Feds award grant to Marshall University effort
HUNTINGTON — The U.S. Economic Development Administration has announced a $975,000 grant to support the new Aviation Technology and Maintenance Program, a collaboration of Marshall University, Mountwest Community and Technical College and the Robert C. Byrd Institute.
The program at Huntington Tri-State Airport will offer the first joint associate’s degree in West Virginia. In addition to Federal Aviation Administration airframe and powerplant certifications, students in the 18-month training will earn associate’s of applied science from Marshall and Mountwest.
“Pending FAA certification, we expect the first class of students to begin in spring 2022,” said Charlotte Weber, director and CEO of RCBI, which will manage the program. “Not only will our program help meet a critical need for new aviation technicians and mechanics, it will serve as a catalyst for economic development by attracting new industry and expansion in our region.”

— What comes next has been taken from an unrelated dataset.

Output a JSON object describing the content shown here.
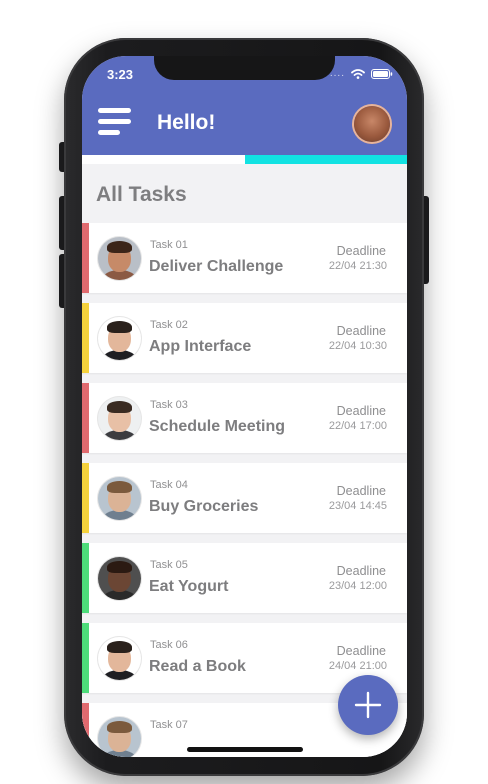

Skills taught in the Aviation Technology and Maintenance Program are in demand in a number of other industry sectors, Jim Smith, interim program manager, said. In addition to aviation, graduates of the program will be prepared for employment in the automotive, maritime, oil and gas and renewable energies fields, he said.
The award provides funding for tools and specialized teaching equipment needed to meet FAA certification requirements including for piston and jet engine test beds, aircraft system and avionics trainers as well as required equipment for courses in structural sheet metal and composite materials.
The Aviation Technology and Maintenance Program previously received nearly $1.75 million in federal and local funding to support staff and general operating costs for its first two years. Renovations will begin soon on two airport hangers that will serve as classrooms and laboratory space for the program. In addition, the process is underway to hire a director and certified instructors.
The program is in Marshall’s new School of Aviation, which will include the Bill Noe Flight School at Yeager Airport in Charleston to train pilots and a bachelor’s of business administration in aviation management.